The third Sacred Seal is Panic Ploy at 40,000 points, which is actually well worth the effort. Panic Ploy makes it so every unit in all spaces across cardinal directions that have 5 less health than the equipped unit start a turn with stat buffs becoming stat reductions instead. It’s a rare ability on units you can summon, so having the ability to choose someone to put it on via a Seal is actually really nice.
Oh, and let’s not forget the small mountain of Orbs, feathers and crystals you can pile up while making your way through the reward tiers. Those are always nice.
Beyond that, there’s honestly nothing new to say regarding these Tempest Trials. There could be something interesting in the post-game cutscene with Masked Lucina moving on to her next challenge, but I don’t have the precognitive abilities to tell what that’s going to be two weeks from now, so this is just about the end of the road. Now we’re off on a journey to slog through the battles to make those reward tiers over the next two weeks.
If you hadn’t noticed, this post has honestly been a little more clinical and negative than usual, with lots of talk about slogging through repetitive battles. I’ve certainly noticed it. That could just be because I’m a little tired and in a weird mental place lately, but realistically it occurs to me now that perhaps the close proximity to our last Tempest Trials Mini has led to a preemptive downfall of this one in my mind.
Don’t get me wrong, I will literally never complain about the rewards we get for participating in these events, but my personal play style tends to encourage going after as many of those rewards as possible to hoard those suckers for a rainy day. Since the second Tempest Trials, I’ve always hit the top tier of rewards so suckle every last Orb from Intelligent System’s only occasionally benevolent teat.
Because of that, I think I’ve developed a habit of burning myself out on Heroes whenever a Trials period comes along. The two weeks that have Trials every month or so are the only times I use Stamina Potions, as I have so many of those that I can consistently slam them out, mindlessly battle in one hand until my energy is gone and repeat to rack up as many points as possible in as condensed a period as possible.
Perhaps that means the fault is in my own hands for feeling exhausted about these Trials before they begin.
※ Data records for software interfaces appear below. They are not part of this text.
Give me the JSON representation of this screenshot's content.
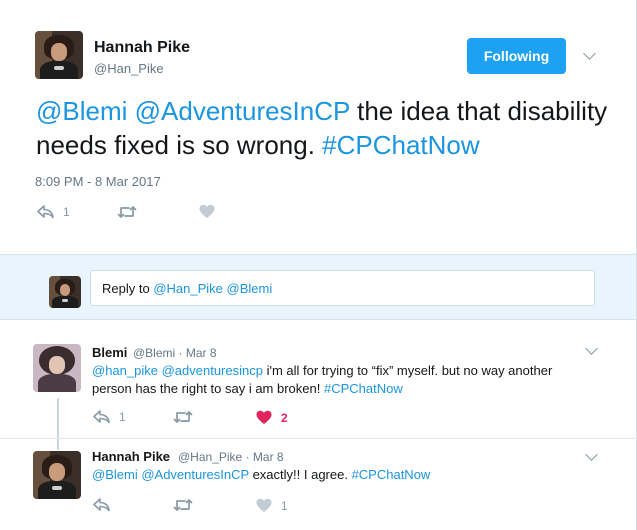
{
  "main_tweet": {
    "author_name": "Hannah Pike",
    "author_handle": "@Han_Pike",
    "follow_label": "Following",
    "mention_1": "@Blemi",
    "mention_2": "@AdventuresInCP",
    "body": " the idea that disability needs fixed is so wrong. ",
    "hashtag": "#CPChatNow",
    "timestamp": "8:09 PM - 8 Mar 2017",
    "reply_count": "1",
    "retweet_count": "",
    "like_count": ""
  },
  "reply_box": {
    "prefix": "Reply to ",
    "mention_1": "@Han_Pike",
    "mention_2": "@Blemi"
  },
  "replies": [
    {
      "author_name": "Blemi",
      "author_handle": "@Blemi",
      "date": "· Mar 8",
      "mention_1": "@han_pike",
      "mention_2": "@adventuresincp",
      "line1_rest": " i'm all for trying to “fix” myself. but no way another",
      "line2": "person has the right to say i am broken! ",
      "hashtag": "#CPChatNow",
      "reply_count": "1",
      "like_count": "2"
    },
    {
      "author_name": "Hannah Pike",
      "author_handle": "@Han_Pike",
      "date": "· Mar 8",
      "mention_1": "@Blemi",
      "mention_2": "@AdventuresInCP",
      "body": " exactly!! I agree. ",
      "hashtag": "#CPChatNow",
      "reply_count": "",
      "like_count": "1"
    }
  ],
  "colors": {
    "accent": "#1b95e0",
    "button": "#1da1f2",
    "like_active": "#e0245e",
    "muted": "#8899a6",
    "reply_bg": "#e8f5fd"
  },
  "icons": [
    "avatar",
    "chevron-down-icon",
    "reply-icon",
    "retweet-icon",
    "heart-icon"
  ]
}
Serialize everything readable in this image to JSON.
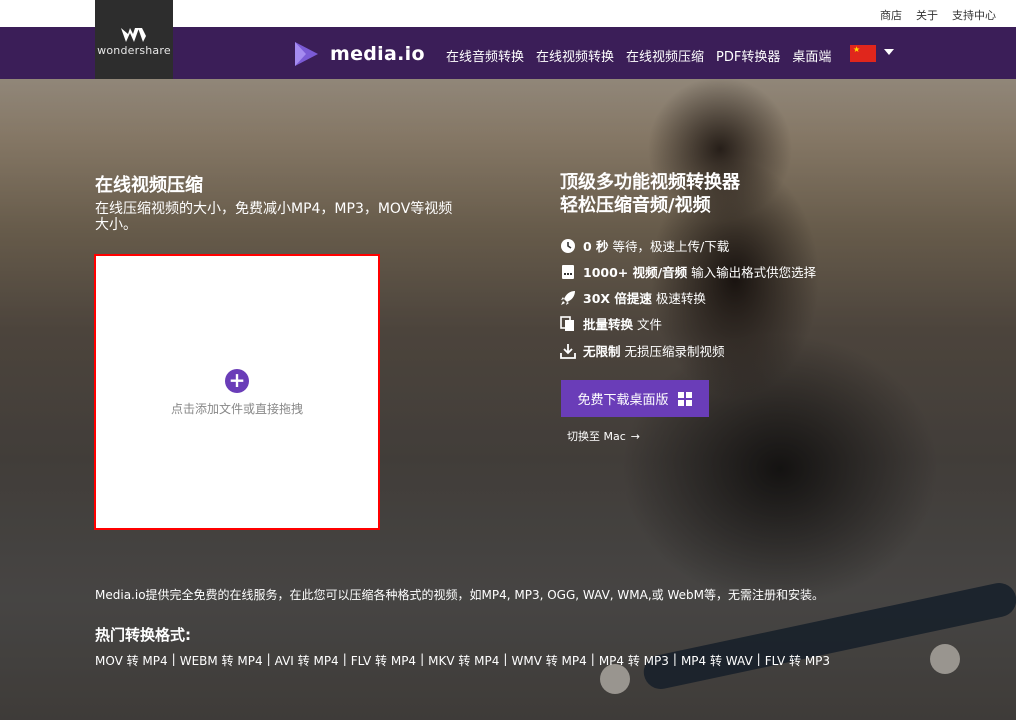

I know what I’m getting myself into and I know I just went through it, so I’m just not in the right frame of mind to do it again.
But that argument in itself implies a deeper root issue. Did the Miniature Trials throw off my Heroes Circadian Rhythm, as it were? Did having a small version of this same event in the middle of the usual refractory period we get extend some underlying exhaustion I’ve yet to come to terms with?
Perhaps. That certainly seems like a logical argument.
At the same time, however, I’m not sure I can argue whether this is an inherently good or a bad thing. Obviously the developers wouldn’t intend to burn out their players, so I’m sure it’s not some conspiracy against me personally. It’s just something I have to come to confront in my own overly-complex logical approaches to what should honestly be a mindless experience.
That said, I will argue that perhaps it’s time for something new to come around in Heroes to freshen things up a little more. Because if we start to continue a frequent schedule of Trials and Miniature Trials, I’m not sure I’ll be able to keep latched on for very long.
Existential reflections on this game out of the way, I will actually leave well enough alone and end things here. It’s about time I get some sleep before I continue to ramble way past what’s necessary, and I’m sure everyone’s tired of hearing me talk for a long time about small things the last couple days.
So, as usual I’ll leave with a question for the audience. For those of you who play Fire Emblem Heroes too: Am I just mindlessly rambling about things that are in my own head? Or does this particular Trials run seem more exhaustive and underwhelming than usual? Is there anything else you’d like to see come around to shake things up?